Mary Stewart was born on September 17, 1916, and she would have been 101 years old today. As it was, she lived to the ripe age of 97. I was prompted to remember the day by Mary Stewart super-fan, Allison of the blog Mary Queen of Plots. Check out her website, where she posts excerpts, covers and other fascinating details of Mary Stewart’s life.
In honour of Mary Stewart’s 101th birthday, here is the opening of The Crystal Cave:
I am an old man now, but then I was already past my prime when Arthur was crowned King. The years since then seem to me now more dim and faded than the earlier years, as if my life were a growing tree which burst to flower and leaf with him, and now has nothing more to do than yellow to the grave.
This is true of all old men, that the recent past is misted, while distant scenes of memory are clear and brightly coloured. Even the scenes of my far childhood come back to me now sharp and high-coloured and edged with brightness, like the pattern of a fruit tree against a white wall, or banners in sunlight against a sky of storm.
The colours are brighter than they were, of that I are sure. The memories that come back to me here in the dark are seen with the new young eyes of childhood; they are so far gone from me, with their pain no longer present, that they unroll like pictures of something that happened, not to me, not to the bubble of bone that this memory used to inhabit, but to another Merlin as young and light and free of the air and spring winds as the bird she named me for.
With the later memories it is different; they come back, some of them, hot and shadowed, things seen in the fire. For this is where I gather them. This is one of the few trivial tricks–I cannot call it power–left to me now that I am old and stripped at last down to man. I can see still. . . not clearly or with the call of trumpets as I once did, but in the child’s way of dreams and pictures in the fire. I can still make the flames burn up or die; it is one of the simplest of magics, the most easily learned, the last forgotten. What I cannot recall in dream I see in the flames, the red heart of the fire or the countless mirrors of the crystal cave.
The first memory of all is dark and fireshot. It is not my own memory, but later you will understand how I know these things. You would call it not memory so much as a dream of the past, something in the blood, something recalled from him, it may be, while he still bore me in his body. I believe that such things can be. So it seems to me right that I should start with him who was before me, and who will be again when I am gone.
This is what happened that night. I saw it, and it is a true tale.
I hope you’ve enjoyed this excerpt. It calls to mind darkness, fire, and a primal magic. Allison from the Mary Queen of Plots blog has posted selections of fans reading from Mary Stewart’s books, and if you care for a listen, you’ll hear me read the above selection. You’ll also hear a reading from Madam Will You Talk? – Chapter Nine, Wildfire At Midnight – Chapter One, and the children’s story, Ludo and the Star Horse – Chapter One. Click here for the post.

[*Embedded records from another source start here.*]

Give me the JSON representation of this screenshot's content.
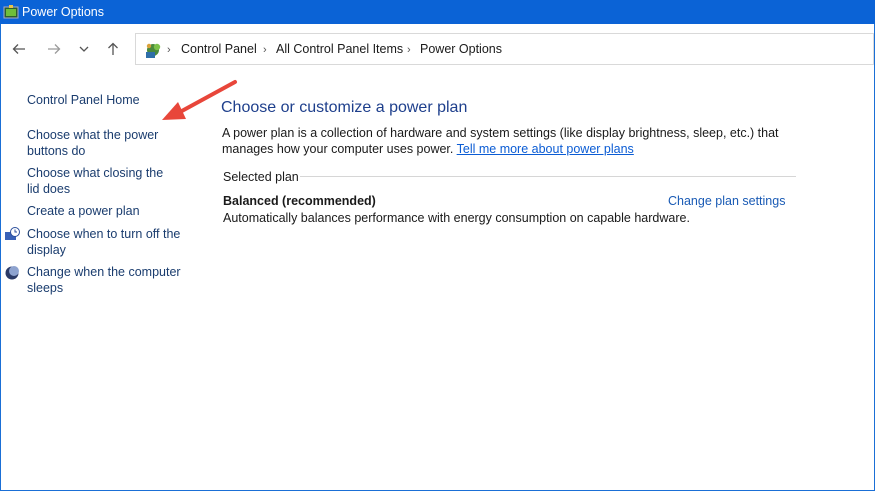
{
  "window": {
    "title": "Power Options"
  },
  "nav": {
    "back_icon": "back-arrow-icon",
    "forward_icon": "forward-arrow-icon",
    "recent_icon": "chevron-down-icon",
    "up_icon": "up-arrow-icon"
  },
  "breadcrumb": {
    "icon": "control-panel-icon",
    "items": [
      "Control Panel",
      "All Control Panel Items",
      "Power Options"
    ]
  },
  "sidebar": {
    "home": "Control Panel Home",
    "links": [
      "Choose what the power buttons do",
      "Choose what closing the lid does",
      "Create a power plan",
      "Choose when to turn off the display",
      "Change when the computer sleeps"
    ]
  },
  "main": {
    "heading": "Choose or customize a power plan",
    "description": "A power plan is a collection of hardware and system settings (like display brightness, sleep, etc.) that manages how your computer uses power.",
    "learn_more": "Tell me more about power plans",
    "selected_plan_label": "Selected plan",
    "plan_name": "Balanced (recommended)",
    "plan_description": "Automatically balances performance with energy consumption on capable hardware.",
    "change_plan": "Change plan settings"
  },
  "colors": {
    "titlebar": "#0b63d6",
    "heading": "#1e3f8c",
    "link": "#1a3c6e",
    "annotation_arrow": "#e8463a"
  }
}
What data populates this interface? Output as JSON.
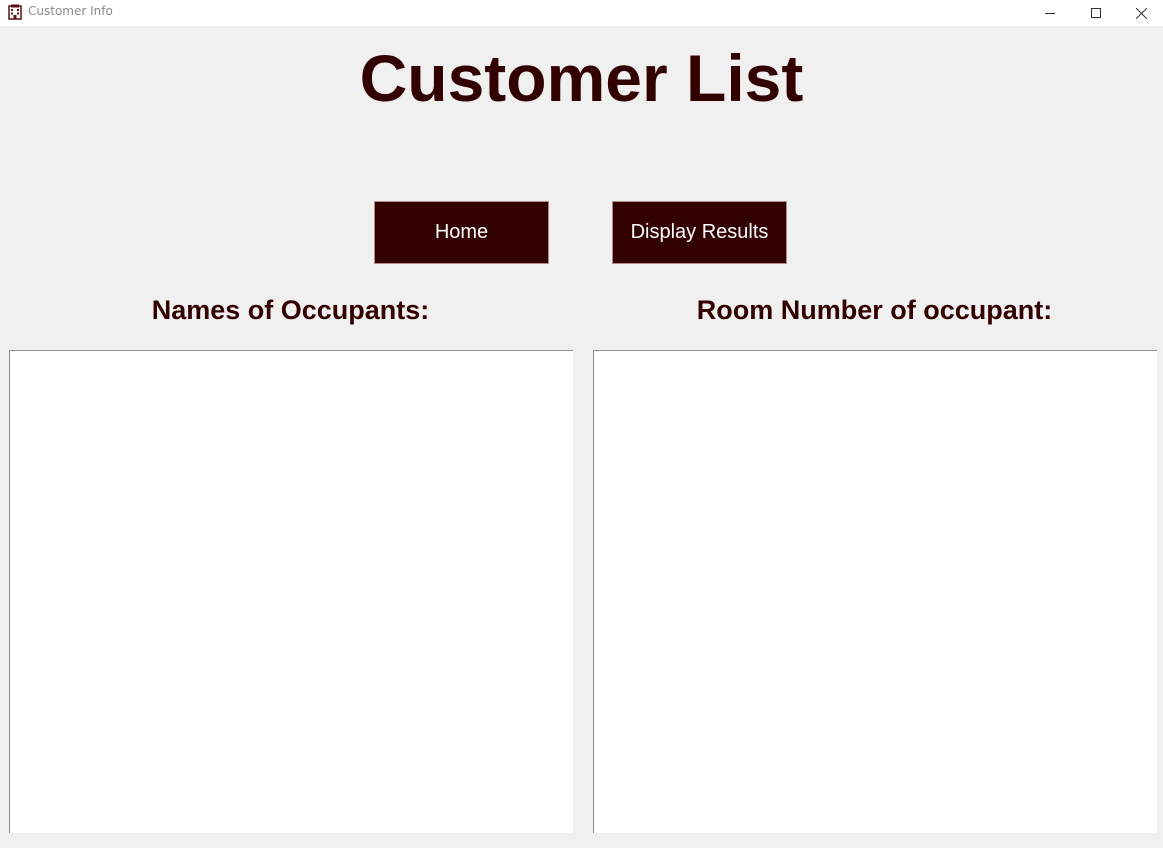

If you’re a fan of Mary Stewart, drop me a line and let me know which of her books is your favourite. I’d love to know!